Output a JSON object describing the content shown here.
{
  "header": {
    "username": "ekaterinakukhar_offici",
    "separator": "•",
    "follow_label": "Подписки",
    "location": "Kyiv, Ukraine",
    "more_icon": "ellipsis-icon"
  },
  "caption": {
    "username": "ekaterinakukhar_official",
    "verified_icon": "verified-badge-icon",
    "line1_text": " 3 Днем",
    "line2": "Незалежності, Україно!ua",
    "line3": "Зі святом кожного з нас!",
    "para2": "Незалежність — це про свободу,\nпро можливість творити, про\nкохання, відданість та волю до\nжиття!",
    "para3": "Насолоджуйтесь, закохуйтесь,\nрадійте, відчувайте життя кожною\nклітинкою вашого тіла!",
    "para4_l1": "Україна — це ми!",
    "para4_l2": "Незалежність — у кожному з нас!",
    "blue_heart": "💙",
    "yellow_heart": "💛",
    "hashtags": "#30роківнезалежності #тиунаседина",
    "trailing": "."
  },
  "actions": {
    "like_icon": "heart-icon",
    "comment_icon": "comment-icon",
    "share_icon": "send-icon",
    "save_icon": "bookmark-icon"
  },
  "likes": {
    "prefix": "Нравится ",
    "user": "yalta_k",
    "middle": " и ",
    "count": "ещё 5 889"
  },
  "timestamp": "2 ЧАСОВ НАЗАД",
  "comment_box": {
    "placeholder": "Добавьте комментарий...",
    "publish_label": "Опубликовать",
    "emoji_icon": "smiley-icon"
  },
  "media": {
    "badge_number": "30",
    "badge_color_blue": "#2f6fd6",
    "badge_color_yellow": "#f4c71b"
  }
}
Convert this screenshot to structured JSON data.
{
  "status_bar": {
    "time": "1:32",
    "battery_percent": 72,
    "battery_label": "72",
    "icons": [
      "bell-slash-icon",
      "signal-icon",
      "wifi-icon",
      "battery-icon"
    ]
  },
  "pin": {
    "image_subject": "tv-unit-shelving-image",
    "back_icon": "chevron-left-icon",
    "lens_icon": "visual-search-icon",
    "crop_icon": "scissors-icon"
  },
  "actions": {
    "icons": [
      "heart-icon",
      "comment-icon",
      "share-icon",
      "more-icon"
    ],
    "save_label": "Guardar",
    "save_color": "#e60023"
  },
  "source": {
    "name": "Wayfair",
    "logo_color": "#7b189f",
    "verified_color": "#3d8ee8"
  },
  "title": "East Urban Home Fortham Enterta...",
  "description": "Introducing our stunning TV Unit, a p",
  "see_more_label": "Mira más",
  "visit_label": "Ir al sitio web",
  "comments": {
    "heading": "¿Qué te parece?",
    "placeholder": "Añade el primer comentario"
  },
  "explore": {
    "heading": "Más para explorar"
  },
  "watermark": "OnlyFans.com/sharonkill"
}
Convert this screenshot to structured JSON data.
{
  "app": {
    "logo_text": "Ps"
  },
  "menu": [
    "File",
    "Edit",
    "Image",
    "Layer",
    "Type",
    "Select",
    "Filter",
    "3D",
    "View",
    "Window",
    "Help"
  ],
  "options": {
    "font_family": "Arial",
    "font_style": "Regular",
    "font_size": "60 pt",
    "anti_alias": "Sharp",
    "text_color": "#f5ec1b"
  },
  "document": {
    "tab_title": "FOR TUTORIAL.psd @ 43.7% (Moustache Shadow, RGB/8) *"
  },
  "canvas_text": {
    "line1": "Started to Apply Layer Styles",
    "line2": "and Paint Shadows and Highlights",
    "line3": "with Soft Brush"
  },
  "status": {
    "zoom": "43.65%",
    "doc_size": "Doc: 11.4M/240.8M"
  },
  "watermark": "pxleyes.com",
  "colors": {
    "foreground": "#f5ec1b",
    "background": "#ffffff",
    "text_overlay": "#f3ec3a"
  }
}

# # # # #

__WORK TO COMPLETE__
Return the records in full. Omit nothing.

__EXERCISE OUTPUT__
Output a JSON object describing the content shown here.
{
  "header": {
    "username": "ekaterinakukhar_offici",
    "separator": "•",
    "follow_label": "Подписки",
    "location": "Kyiv, Ukraine",
    "more_icon": "ellipsis-icon"
  },
  "caption": {
    "username": "ekaterinakukhar_official",
    "verified_icon": "verified-badge-icon",
    "line1_text": " 3 Днем",
    "line2": "Незалежності, Україно!ua",
    "line3": "Зі святом кожного з нас!",
    "para2": "Незалежність — це про свободу,\nпро можливість творити, про\nкохання, відданість та волю до\nжиття!",
    "para3": "Насолоджуйтесь, закохуйтесь,\nрадійте, відчувайте життя кожною\nклітинкою вашого тіла!",
    "para4_l1": "Україна — це ми!",
    "para4_l2": "Незалежність — у кожному з нас!",
    "blue_heart": "💙",
    "yellow_heart": "💛",
    "hashtags": "#30роківнезалежності #тиунаседина",
    "trailing": "."
  },
  "actions": {
    "like_icon": "heart-icon",
    "comment_icon": "comment-icon",
    "share_icon": "send-icon",
    "save_icon": "bookmark-icon"
  },
  "likes": {
    "prefix": "Нравится ",
    "user": "yalta_k",
    "middle": " и ",
    "count": "ещё 5 889"
  },
  "timestamp": "2 ЧАСОВ НАЗАД",
  "comment_box": {
    "placeholder": "Добавьте комментарий...",
    "publish_label": "Опубликовать",
    "emoji_icon": "smiley-icon"
  },
  "media": {
    "badge_number": "30",
    "badge_color_blue": "#2f6fd6",
    "badge_color_yellow": "#f4c71b"
  }
}
Convert this screenshot to structured JSON data.
{
  "status_bar": {
    "time": "1:32",
    "battery_percent": 72,
    "battery_label": "72",
    "icons": [
      "bell-slash-icon",
      "signal-icon",
      "wifi-icon",
      "battery-icon"
    ]
  },
  "pin": {
    "image_subject": "tv-unit-shelving-image",
    "back_icon": "chevron-left-icon",
    "lens_icon": "visual-search-icon",
    "crop_icon": "scissors-icon"
  },
  "actions": {
    "icons": [
      "heart-icon",
      "comment-icon",
      "share-icon",
      "more-icon"
    ],
    "save_label": "Guardar",
    "save_color": "#e60023"
  },
  "source": {
    "name": "Wayfair",
    "logo_color": "#7b189f",
    "verified_color": "#3d8ee8"
  },
  "title": "East Urban Home Fortham Enterta...",
  "description": "Introducing our stunning TV Unit, a p",
  "see_more_label": "Mira más",
  "visit_label": "Ir al sitio web",
  "comments": {
    "heading": "¿Qué te parece?",
    "placeholder": "Añade el primer comentario"
  },
  "explore": {
    "heading": "Más para explorar"
  },
  "watermark": "OnlyFans.com/sharonkill"
}
Convert this screenshot to structured JSON data.
{
  "app": {
    "logo_text": "Ps"
  },
  "menu": [
    "File",
    "Edit",
    "Image",
    "Layer",
    "Type",
    "Select",
    "Filter",
    "3D",
    "View",
    "Window",
    "Help"
  ],
  "options": {
    "font_family": "Arial",
    "font_style": "Regular",
    "font_size": "60 pt",
    "anti_alias": "Sharp",
    "text_color": "#f5ec1b"
  },
  "document": {
    "tab_title": "FOR TUTORIAL.psd @ 43.7% (Moustache Shadow, RGB/8) *"
  },
  "canvas_text": {
    "line1": "Started to Apply Layer Styles",
    "line2": "and Paint Shadows and Highlights",
    "line3": "with Soft Brush"
  },
  "status": {
    "zoom": "43.65%",
    "doc_size": "Doc: 11.4M/240.8M"
  },
  "watermark": "pxleyes.com",
  "colors": {
    "foreground": "#f5ec1b",
    "background": "#ffffff",
    "text_overlay": "#f3ec3a"
  }
}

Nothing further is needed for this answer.